Planned increase reduced for Sylvan taxpayers

“Why not just return it to the taxpayers, reduce the (2013) levy by $194,000?” - Councillor Rick Grimson

Higher than anticipated assessments for property in Sylvan Lake resulted in a break for taxpayers who won’t have to pay quite as much as was predicted during council budget deliberations in December.

Taxpayers will still be paying based on a higher rate, but the municipal tax rate will increase by 1.9 per cent instead of the 2.4 per cent planned, after councillors approved first reading of a bylaw setting the rates at Monday night’s meeting.

Councillors have control over the municipal tax rate but have no control over the education tax which is set and requisitioned by the province.

New construction bolstered the town’s assessment base increasing it more than was predicted.

Darren Moore, the town’s director of finance, reported there was a net increase of $39.2 million in taxable assessment in 2013. During budget deliberations the net increase was projected at $26 million.

The difference meant that if councillors continued on the path of imposing a 2.4 per cent increase to municipal tax rates they would collect $75,000 over what is required to fund the 2013 budget.

Moore proposed three scenarios for council consideration.

The first was to continue with the 2.4 per cent. The second was to increase rates by 1.9 per cent instead and only collect what was needed to cover the budget. The third option was to increase the residential rates by 2.4 per cent but leave the non-residential rates unchanged from 2012.
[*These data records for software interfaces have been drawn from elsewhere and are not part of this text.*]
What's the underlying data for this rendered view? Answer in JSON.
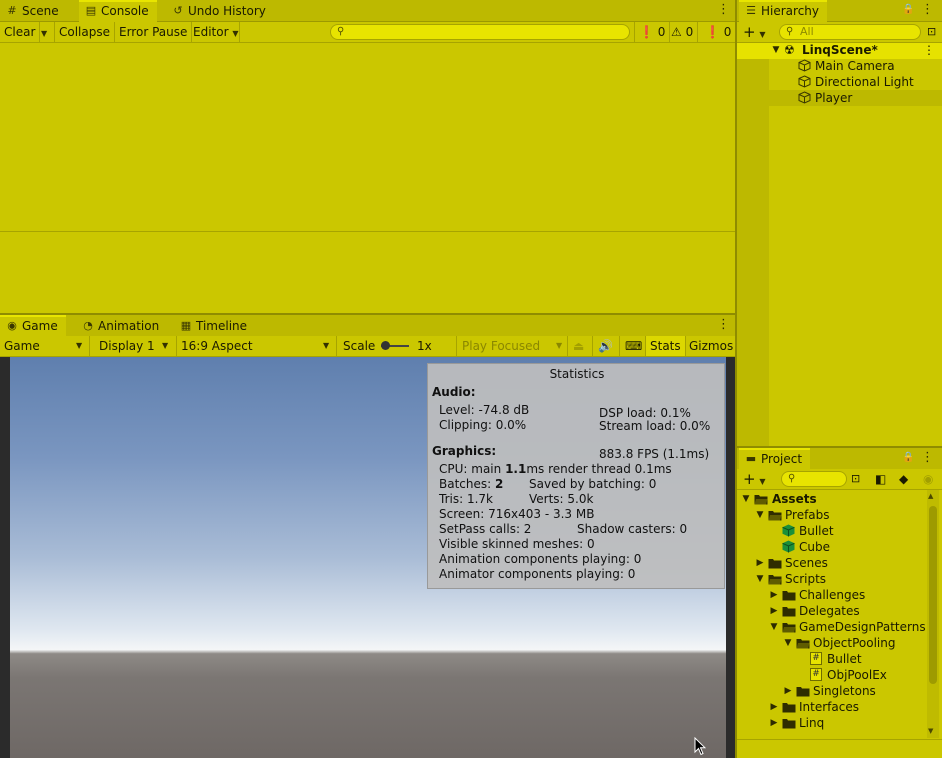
{
  "top_tabs": [
    {
      "label": "Scene",
      "icon": "scene-icon"
    },
    {
      "label": "Console",
      "icon": "console-icon"
    },
    {
      "label": "Undo History",
      "icon": "undo-history-icon"
    }
  ],
  "console_toolbar": {
    "clear": "Clear",
    "collapse": "Collapse",
    "error_pause": "Error Pause",
    "editor": "Editor",
    "error_count": "0",
    "warning_count": "0",
    "info_count": "0"
  },
  "game_tabs": [
    {
      "label": "Game",
      "icon": "gamepad-icon"
    },
    {
      "label": "Animation",
      "icon": "animation-icon"
    },
    {
      "label": "Timeline",
      "icon": "timeline-icon"
    }
  ],
  "game_toolbar": {
    "view": "Game",
    "display": "Display 1",
    "aspect": "16:9 Aspect",
    "scale_label": "Scale",
    "scale_value": "1x",
    "play_mode": "Play Focused",
    "stats": "Stats",
    "gizmos": "Gizmos"
  },
  "statistics": {
    "title": "Statistics",
    "audio_header": "Audio:",
    "level": "Level: -74.8 dB",
    "clipping": "Clipping: 0.0%",
    "dsp_load": "DSP load: 0.1%",
    "stream_load": "Stream load: 0.0%",
    "graphics_header": "Graphics:",
    "fps": "883.8 FPS (1.1ms)",
    "cpu_prefix": "CPU: main ",
    "cpu_main": "1.1",
    "cpu_suffix": "ms  render thread 0.1ms",
    "batches_prefix": "Batches: ",
    "batches_value": "2",
    "saved_by_batching": "Saved by batching: 0",
    "tris": "Tris: 1.7k",
    "verts": "Verts: 5.0k",
    "screen": "Screen: 716x403 - 3.3 MB",
    "setpass": "SetPass calls: 2",
    "shadow_casters": "Shadow casters: 0",
    "skinned": "Visible skinned meshes: 0",
    "anim_components": "Animation components playing: 0",
    "animator_components": "Animator components playing: 0"
  },
  "hierarchy": {
    "tab": "Hierarchy",
    "search_placeholder": "All",
    "scene": "LinqScene*",
    "items": [
      "Main Camera",
      "Directional Light",
      "Player"
    ]
  },
  "project": {
    "tab": "Project",
    "tree": [
      {
        "label": "Assets",
        "depth": 0,
        "type": "folder",
        "expanded": true,
        "bold": true
      },
      {
        "label": "Prefabs",
        "depth": 1,
        "type": "folder",
        "expanded": true
      },
      {
        "label": "Bullet",
        "depth": 2,
        "type": "prefab"
      },
      {
        "label": "Cube",
        "depth": 2,
        "type": "prefab"
      },
      {
        "label": "Scenes",
        "depth": 1,
        "type": "folder",
        "expanded": false
      },
      {
        "label": "Scripts",
        "depth": 1,
        "type": "folder",
        "expanded": true
      },
      {
        "label": "Challenges",
        "depth": 2,
        "type": "folder",
        "expanded": false
      },
      {
        "label": "Delegates",
        "depth": 2,
        "type": "folder",
        "expanded": false
      },
      {
        "label": "GameDesignPatterns",
        "depth": 2,
        "type": "folder",
        "expanded": true
      },
      {
        "label": "ObjectPooling",
        "depth": 3,
        "type": "folder",
        "expanded": true
      },
      {
        "label": "Bullet",
        "depth": 4,
        "type": "script"
      },
      {
        "label": "ObjPoolEx",
        "depth": 4,
        "type": "script"
      },
      {
        "label": "Singletons",
        "depth": 3,
        "type": "folder",
        "expanded": false
      },
      {
        "label": "Interfaces",
        "depth": 2,
        "type": "folder",
        "expanded": false
      },
      {
        "label": "Linq",
        "depth": 2,
        "type": "folder",
        "expanded": false
      }
    ]
  },
  "colors": {
    "background": "#cbc700",
    "tab_bar": "#bdb900",
    "divider": "#8f8c00"
  }
}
Complicating the discussion was the fact that the province has increased the amount it wants to fund education by 2.5 per cent or $137,791. The increase will primarily affect non-residential properties, Moore stated.

As a result, the school portion of the tax bill for commercial and industrial (non-residential) properties is increasing by just over 20 per cent (from 3.553 to 4.274) while the school portion of the tax bill for residential properties decreased marginally by three per cent (from 2.691 to 2.608).

Education taxes make up about 30 per cent of the total property tax bill which owners receive.

Based on the option chosen by councillors, a chart of sample properties in Sylvan Lake indicated that a commercial downtown property will pay $389.02 (2.7 per cent) more for a total bill of $14,558.33. (It’s 2012 assessment of $1,033,050 had seen an decrease in assessment in 2013 to $995,510).

The highway commercial sample indicated an increase in taxes of $607.50 (2.6 per cent) to $23,489.36 on an assessment of $1,606,220.

Assessments remained relatively static for the samples in Fox Run and Lakeview where the total tax increase amounts to about 0.1 per cent while in Hewlett Park assessments climbed and the total tax bill increase is 2.51 per cent higher on the sample property.

If councillors had chosen the option which left the commercial rate unchanged, those sample properties listed above would have seen increases of 1.46 and 1.37 per cent respectively while the Hewlett Park property’s increase would have been 2.91 per cent.

The bylaw will be back at the next council meeting for consideration of second and third reading.

Tax and assessment notices will be mailed May 31 and are due by July 31.

Prior to discussing tax rates, councillors were asked to put the 2012 surplus of $194,000 into the “unrestricted accumulated surplus” for future use.

They eventually agreed but not before Councillor Rick Grimson asked, “why not just return it to the taxpayers, reduce the (2013) levy by $194,000?”

“I’m not adverse to the idea, we’ve taken the money from people who pay taxes,” said Councillor Laverne Asselstine. But then he suggested it be allocated to a specific reserve fund such as the fire hall so they won’t have to borrow as much when it’s time to construct that building later this year.

“Any monies spent are not frivolous,” argued Mayor Susan Samson. “They’re debated around this table. All seven of us are well versed, backed up by staff, to make decisions like that,” she said speaking against returning money to taxpayers.

At the last meeting, Samson reminded them, they took $25,000 from that surplus to top up the budget for the tourism strategy. There was also a request from Sylvan Lake Management Committee for money for educational signage on the threat of mussels to the lake, and they’d just contributed $2,000 towards creating an Urgent Care business plan. Council has also discussed how important it is to attend the RCMP Regimental Ball. “All these require money. To tie our hands and not have any money for emergent topics is not good business.”

Asselstine asked how much money is already in the unrestricted reserve and was told about $2 million.

That’s not a lot for a town the size of Sylvan, stated Councillor Ken MacVicar. “I don’t have a problem with the $194,000 but I do with the next item, $75,000; bringing in $75,000 more than is needed is wrong-headed. We shouldn’t be taking money out of taxpayers’ pockets to put in our piggy bank.”

The motion to put the money into the unrestricted accumulated surplus was passed with Asselstine and Grimson opposed.